**TASK ITEM**
Show, from the entries below, every line in which "text" appears.

EXCERPTED DATA: Begin

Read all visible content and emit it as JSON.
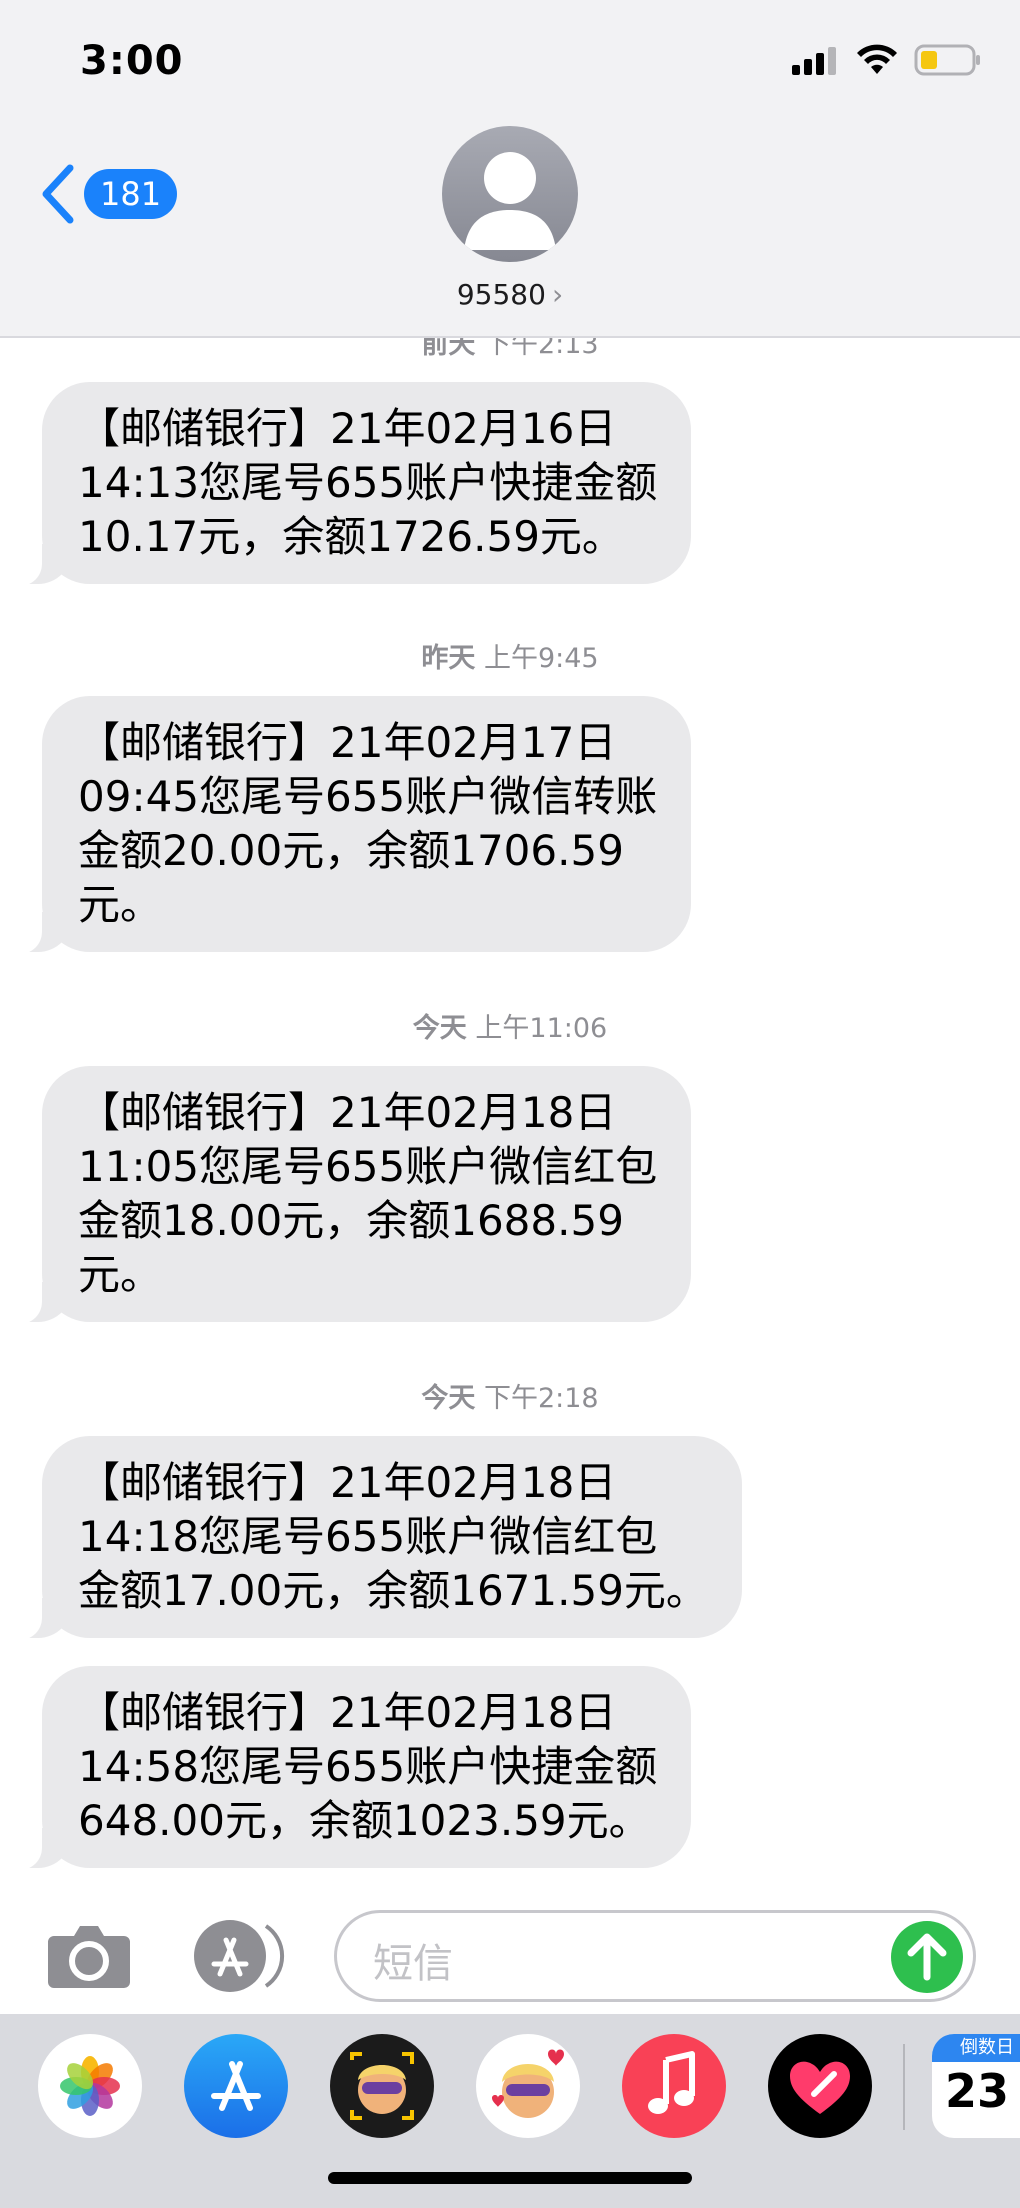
{
  "status_bar": {
    "time": "3:00"
  },
  "header": {
    "back_count": "181",
    "contact": "95580",
    "contact_chevron": "›"
  },
  "messages": [
    {
      "timestamp_day": "前天",
      "timestamp_time": "下午2:13",
      "text": "【邮储银行】21年02月16日\n14:13您尾号655账户快捷金额\n10.17元，余额1726.59元。"
    },
    {
      "timestamp_day": "昨天",
      "timestamp_time": "上午9:45",
      "text": "【邮储银行】21年02月17日\n09:45您尾号655账户微信转账\n金额20.00元，余额1706.59\n元。"
    },
    {
      "timestamp_day": "今天",
      "timestamp_time": "上午11:06",
      "text": "【邮储银行】21年02月18日\n11:05您尾号655账户微信红包\n金额18.00元，余额1688.59\n元。"
    },
    {
      "timestamp_day": "今天",
      "timestamp_time": "下午2:18",
      "text": "【邮储银行】21年02月18日\n14:18您尾号655账户微信红包\n金额17.00元，余额1671.59元。"
    },
    {
      "text": "【邮储银行】21年02月18日\n14:58您尾号655账户快捷金额\n648.00元，余额1023.59元。"
    }
  ],
  "input": {
    "placeholder": "短信"
  },
  "tray": {
    "apps": [
      "photos-icon",
      "app-store-icon",
      "memoji-camera-icon",
      "memoji-stickers-icon",
      "music-icon",
      "digital-touch-icon",
      "countdown-icon"
    ],
    "countdown_label": "倒数日",
    "countdown_number": "23"
  },
  "colors": {
    "accent": "#1a82fb",
    "send": "#2ebf4e",
    "bubble": "#e9e9eb",
    "music": "#f94156"
  }
}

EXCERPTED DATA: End

**OUTPUT FOR THIS EXERCISE**
      "text": "【邮储银行】21年02月16日\n14:13您尾号655账户快捷金额\n10.17元，余额1726.59元。"
      "text": "【邮储银行】21年02月17日\n09:45您尾号655账户微信转账\n金额20.00元，余额1706.59\n元。"
      "text": "【邮储银行】21年02月18日\n11:05您尾号655账户微信红包\n金额18.00元，余额1688.59\n元。"
      "text": "【邮储银行】21年02月18日\n14:18您尾号655账户微信红包\n金额17.00元，余额1671.59元。"
      "text": "【邮储银行】21年02月18日\n14:58您尾号655账户快捷金额\n648.00元，余额1023.59元。"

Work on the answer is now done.